Data below:

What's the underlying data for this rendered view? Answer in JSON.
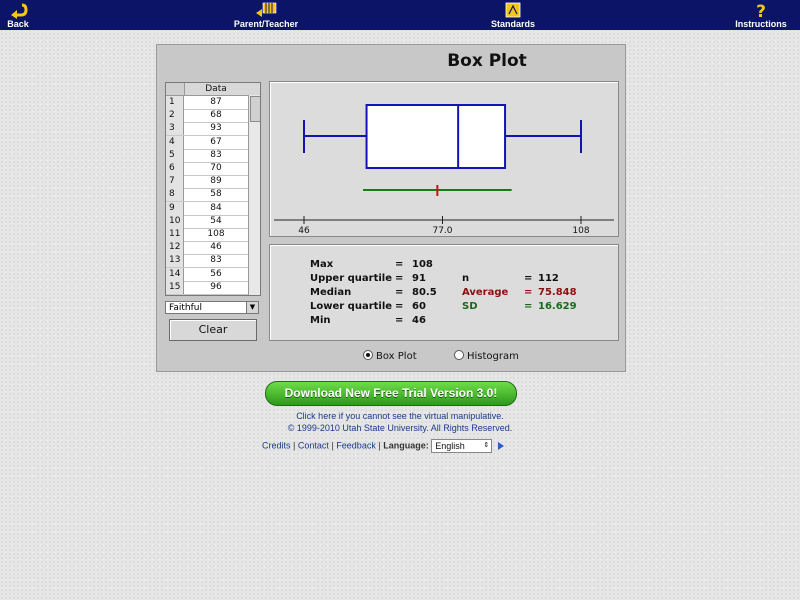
{
  "topbar": {
    "back_label": "Back",
    "parent_label": "Parent/Teacher",
    "standards_label": "Standards",
    "instructions_label": "Instructions"
  },
  "panel": {
    "title": "Box Plot",
    "table_header": "Data",
    "rows": [
      {
        "idx": "1",
        "val": "87"
      },
      {
        "idx": "2",
        "val": "68"
      },
      {
        "idx": "3",
        "val": "93"
      },
      {
        "idx": "4",
        "val": "67"
      },
      {
        "idx": "5",
        "val": "83"
      },
      {
        "idx": "6",
        "val": "70"
      },
      {
        "idx": "7",
        "val": "89"
      },
      {
        "idx": "8",
        "val": "58"
      },
      {
        "idx": "9",
        "val": "84"
      },
      {
        "idx": "10",
        "val": "54"
      },
      {
        "idx": "11",
        "val": "108"
      },
      {
        "idx": "12",
        "val": "46"
      },
      {
        "idx": "13",
        "val": "83"
      },
      {
        "idx": "14",
        "val": "56"
      },
      {
        "idx": "15",
        "val": "96"
      }
    ],
    "dataset": "Faithful",
    "clear_label": "Clear",
    "radio_boxplot": "Box Plot",
    "radio_histogram": "Histogram"
  },
  "plot": {
    "axis_ticks": [
      {
        "value": 46,
        "label": "46"
      },
      {
        "value": 77,
        "label": "77.0"
      },
      {
        "value": 108,
        "label": "108"
      }
    ],
    "min": 46,
    "q1": 60,
    "median": 80.5,
    "q3": 91,
    "max": 108,
    "mean": 75.848,
    "sd": 16.629,
    "colors": {
      "box": "#1414b4",
      "sd_line": "#1a7a1a",
      "mean_mark": "#d01010"
    }
  },
  "stats": {
    "max_label": "Max",
    "max_val": "108",
    "uq_label": "Upper quartile",
    "uq_val": "91",
    "median_label": "Median",
    "median_val": "80.5",
    "lq_label": "Lower quartile",
    "lq_val": "60",
    "min_label": "Min",
    "min_val": "46",
    "eq": "=",
    "n_label": "n",
    "n_val": "112",
    "avg_label": "Average",
    "avg_val": "75.848",
    "sd_label": "SD",
    "sd_val": "16.629"
  },
  "footer": {
    "download_label": "Download New Free Trial Version 3.0!",
    "help_text": "Click here if you cannot see the virtual manipulative.",
    "copyright": "© 1999-2010 Utah State University. All Rights Reserved.",
    "credits": "Credits",
    "contact": "Contact",
    "feedback": "Feedback",
    "sep": "|",
    "language_label": "Language:",
    "language_value": "English"
  }
}
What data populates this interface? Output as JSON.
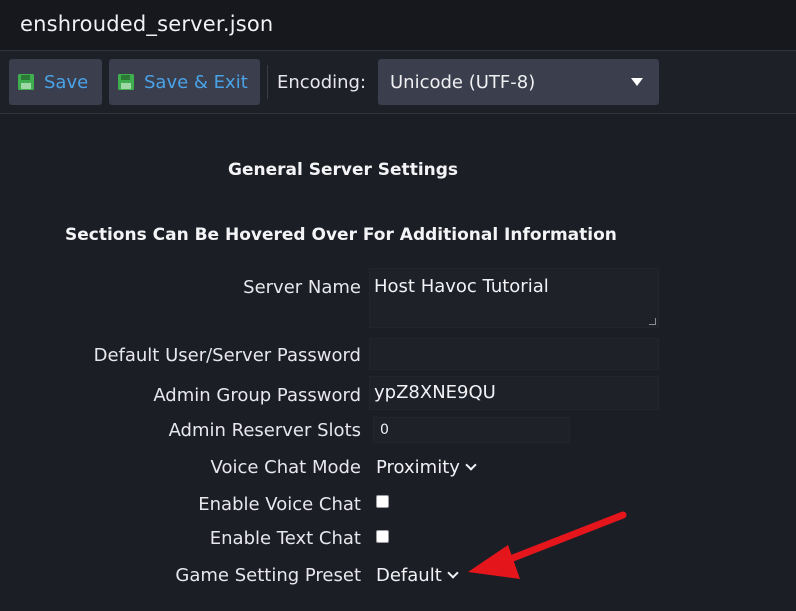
{
  "window": {
    "title": "enshrouded_server.json"
  },
  "toolbar": {
    "save_label": "Save",
    "save_exit_label": "Save & Exit",
    "encoding_label": "Encoding:",
    "encoding_value": "Unicode (UTF-8)"
  },
  "headings": {
    "general": "General Server Settings",
    "hover_hint": "Sections Can Be Hovered Over For Additional Information"
  },
  "settings": {
    "server_name": {
      "label": "Server Name",
      "value": "Host Havoc Tutorial"
    },
    "default_password": {
      "label": "Default User/Server Password",
      "value": ""
    },
    "admin_password": {
      "label": "Admin Group Password",
      "value": "ypZ8XNE9QU"
    },
    "admin_reserver_slots": {
      "label": "Admin Reserver Slots",
      "value": "0"
    },
    "voice_chat_mode": {
      "label": "Voice Chat Mode",
      "value": "Proximity"
    },
    "enable_voice_chat": {
      "label": "Enable Voice Chat",
      "checked": false
    },
    "enable_text_chat": {
      "label": "Enable Text Chat",
      "checked": false
    },
    "game_setting_preset": {
      "label": "Game Setting Preset",
      "value": "Default"
    }
  },
  "colors": {
    "accent": "#4aa3e8",
    "save_icon": "#3fae4f",
    "annotation_arrow": "#e5161b"
  },
  "icons": {
    "save": "floppy-disk-icon",
    "save_exit": "floppy-disk-icon",
    "encoding_caret": "caret-down-icon",
    "dropdown_chevron": "chevron-down-icon"
  }
}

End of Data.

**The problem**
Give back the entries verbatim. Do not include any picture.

**Finished exercise**
What's the underlying data for this rendered view? Answer in JSON.
{
  "topbar": {
    "back_label": "Back",
    "parent_label": "Parent/Teacher",
    "standards_label": "Standards",
    "instructions_label": "Instructions"
  },
  "panel": {
    "title": "Box Plot",
    "table_header": "Data",
    "rows": [
      {
        "idx": "1",
        "val": "87"
      },
      {
        "idx": "2",
        "val": "68"
      },
      {
        "idx": "3",
        "val": "93"
      },
      {
        "idx": "4",
        "val": "67"
      },
      {
        "idx": "5",
        "val": "83"
      },
      {
        "idx": "6",
        "val": "70"
      },
      {
        "idx": "7",
        "val": "89"
      },
      {
        "idx": "8",
        "val": "58"
      },
      {
        "idx": "9",
        "val": "84"
      },
      {
        "idx": "10",
        "val": "54"
      },
      {
        "idx": "11",
        "val": "108"
      },
      {
        "idx": "12",
        "val": "46"
      },
      {
        "idx": "13",
        "val": "83"
      },
      {
        "idx": "14",
        "val": "56"
      },
      {
        "idx": "15",
        "val": "96"
      }
    ],
    "dataset": "Faithful",
    "clear_label": "Clear",
    "radio_boxplot": "Box Plot",
    "radio_histogram": "Histogram"
  },
  "plot": {
    "axis_ticks": [
      {
        "value": 46,
        "label": "46"
      },
      {
        "value": 77,
        "label": "77.0"
      },
      {
        "value": 108,
        "label": "108"
      }
    ],
    "min": 46,
    "q1": 60,
    "median": 80.5,
    "q3": 91,
    "max": 108,
    "mean": 75.848,
    "sd": 16.629,
    "colors": {
      "box": "#1414b4",
      "sd_line": "#1a7a1a",
      "mean_mark": "#d01010"
    }
  },
  "stats": {
    "max_label": "Max",
    "max_val": "108",
    "uq_label": "Upper quartile",
    "uq_val": "91",
    "median_label": "Median",
    "median_val": "80.5",
    "lq_label": "Lower quartile",
    "lq_val": "60",
    "min_label": "Min",
    "min_val": "46",
    "eq": "=",
    "n_label": "n",
    "n_val": "112",
    "avg_label": "Average",
    "avg_val": "75.848",
    "sd_label": "SD",
    "sd_val": "16.629"
  },
  "footer": {
    "download_label": "Download New Free Trial Version 3.0!",
    "help_text": "Click here if you cannot see the virtual manipulative.",
    "copyright": "© 1999-2010 Utah State University. All Rights Reserved.",
    "credits": "Credits",
    "contact": "Contact",
    "feedback": "Feedback",
    "sep": "|",
    "language_label": "Language:",
    "language_value": "English"
  }
}
What data populates this interface? Output as JSON.
{
  "window": {
    "title": "enshrouded_server.json"
  },
  "toolbar": {
    "save_label": "Save",
    "save_exit_label": "Save & Exit",
    "encoding_label": "Encoding:",
    "encoding_value": "Unicode (UTF-8)"
  },
  "headings": {
    "general": "General Server Settings",
    "hover_hint": "Sections Can Be Hovered Over For Additional Information"
  },
  "settings": {
    "server_name": {
      "label": "Server Name",
      "value": "Host Havoc Tutorial"
    },
    "default_password": {
      "label": "Default User/Server Password",
      "value": ""
    },
    "admin_password": {
      "label": "Admin Group Password",
      "value": "ypZ8XNE9QU"
    },
    "admin_reserver_slots": {
      "label": "Admin Reserver Slots",
      "value": "0"
    },
    "voice_chat_mode": {
      "label": "Voice Chat Mode",
      "value": "Proximity"
    },
    "enable_voice_chat": {
      "label": "Enable Voice Chat",
      "checked": false
    },
    "enable_text_chat": {
      "label": "Enable Text Chat",
      "checked": false
    },
    "game_setting_preset": {
      "label": "Game Setting Preset",
      "value": "Default"
    }
  },
  "colors": {
    "accent": "#4aa3e8",
    "save_icon": "#3fae4f",
    "annotation_arrow": "#e5161b"
  },
  "icons": {
    "save": "floppy-disk-icon",
    "save_exit": "floppy-disk-icon",
    "encoding_caret": "caret-down-icon",
    "dropdown_chevron": "chevron-down-icon"
  }
}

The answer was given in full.